Last June, Mr Friedman, who had been Mr Trump’s bankruptcy lawyer (a busy job) wrote about the liberal Jewish organisation, J-Street, for Arutz Sheva website, “Are J-Street supporters really as bad as kapos? The answer, actually, is no, they are far worse than kapos … The kapos faced extraordinary cruelty and who knows what any of us would have done under those circumstances to save a loved one? But J-Street? — smug advocates of Israel’s destruction delivered from the comfort of their secure American sofas — it’s hard to imagine anyone worse.”
As repulsive as that statement is — and it was written by a lawyer, not some off-the-cuff remark in an interview — it is revelatory.
J-Street does not advocate for Israel’s destruction but to Mr Friedman that does not matter because the state of Israel has become a religious totem in the Jewish diaspora. How one views the occupation and the prospects for a settlement with the Palestinians may be a political question for Israelis, but for diaspora Jews it is a sectarian question. It defines whether you are a good Jew or a bad Jew. And since Judaism, like Islam, does not have a Pope to rule on doctrinal issues, it is left to Jews themselves to argue out what a good or bad Jew is.
You don’t keep kosher? Bad Jew. You don’t support the two-state solution? Bad Jew. You don’t think Israel is under existential threat?

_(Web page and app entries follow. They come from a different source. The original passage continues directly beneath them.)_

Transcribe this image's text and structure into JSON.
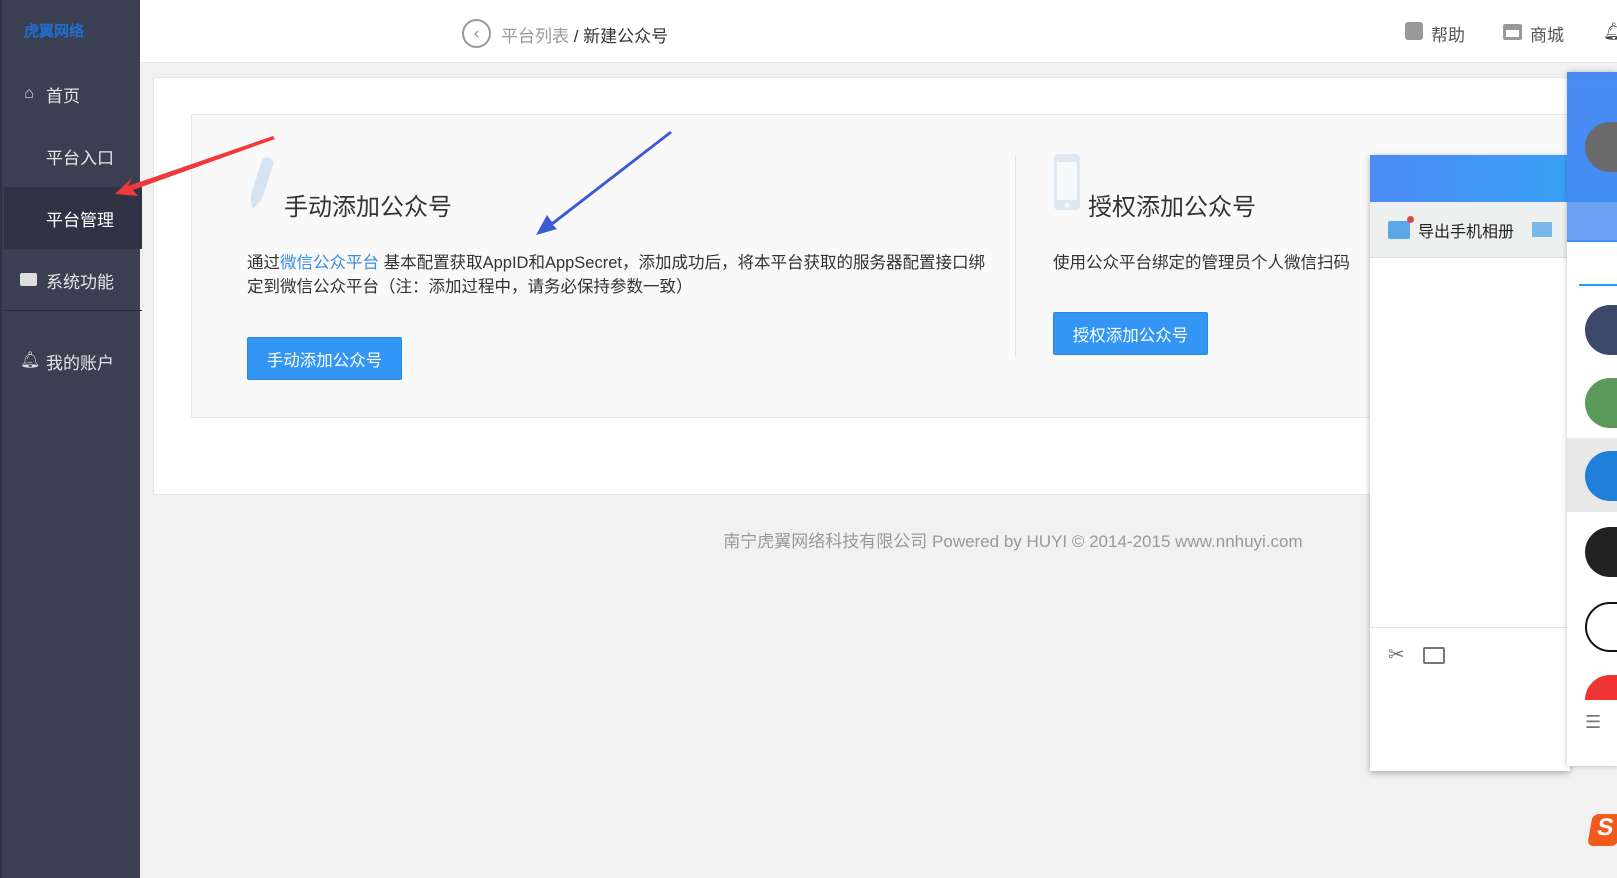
{
  "brand": {
    "logo": "虎翼网络"
  },
  "sidebar": {
    "items": [
      {
        "label": "首页",
        "icon": "home-icon"
      },
      {
        "label": "平台入口",
        "icon": "grid-icon"
      },
      {
        "label": "平台管理",
        "icon": "grid-gear-icon",
        "active": true
      },
      {
        "label": "系统功能",
        "icon": "monitor-icon"
      },
      {
        "label": "我的账户",
        "icon": "bell-icon"
      }
    ]
  },
  "topbar": {
    "breadcrumb_parent": "平台列表",
    "separator": " / ",
    "breadcrumb_current": "新建公众号",
    "help": "帮助",
    "mall": "商城"
  },
  "manual": {
    "title": "手动添加公众号",
    "desc_prefix": "通过",
    "desc_link": "微信公众平台",
    "desc_rest": " 基本配置获取AppID和AppSecret，添加成功后，将本平台获取的服务器配置接口绑定到微信公众平台（注：添加过程中，请务必保持参数一致）",
    "button": "手动添加公众号"
  },
  "auth": {
    "title": "授权添加公众号",
    "desc": "使用公众平台绑定的管理员个人微信扫码",
    "button": "授权添加公众号"
  },
  "footer": "南宁虎翼网络科技有限公司 Powered by HUYI © 2014-2015 www.nnhuyi.com",
  "qq_popup": {
    "export_label": "导出手机相册"
  },
  "colors": {
    "sidebar": "#3a3f51",
    "accent": "#3396f5",
    "link": "#3a8ee6"
  }
}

Bad Jew. You think Israel with its nuclear arsenal and world leading electronic defence systems cannot take care of itself ? Bad Jew. You think there is such a thing as secular Judaism? You’re a non-Jewish Jew. You think the Oslo Accords were a disaster and that Yitzhak Rabin was a traitor? You’re a Jewish Salafist.
And on. And on. You do not have to be religious or view the Tanakh as divine to see in it a history of a people and their culture which, even if the details are exaggerated, tells a factual story. Sometimes it feels as if history — even history from nearly several millennia ago — may repeat itself. The Jews will split, the people will follow kings who are not wise. Destruction looms.
For the diaspora, Israel is a sectarian issue
Michael Kaydar, the Jewish-Israeli bomb threat suspect, being arrested last week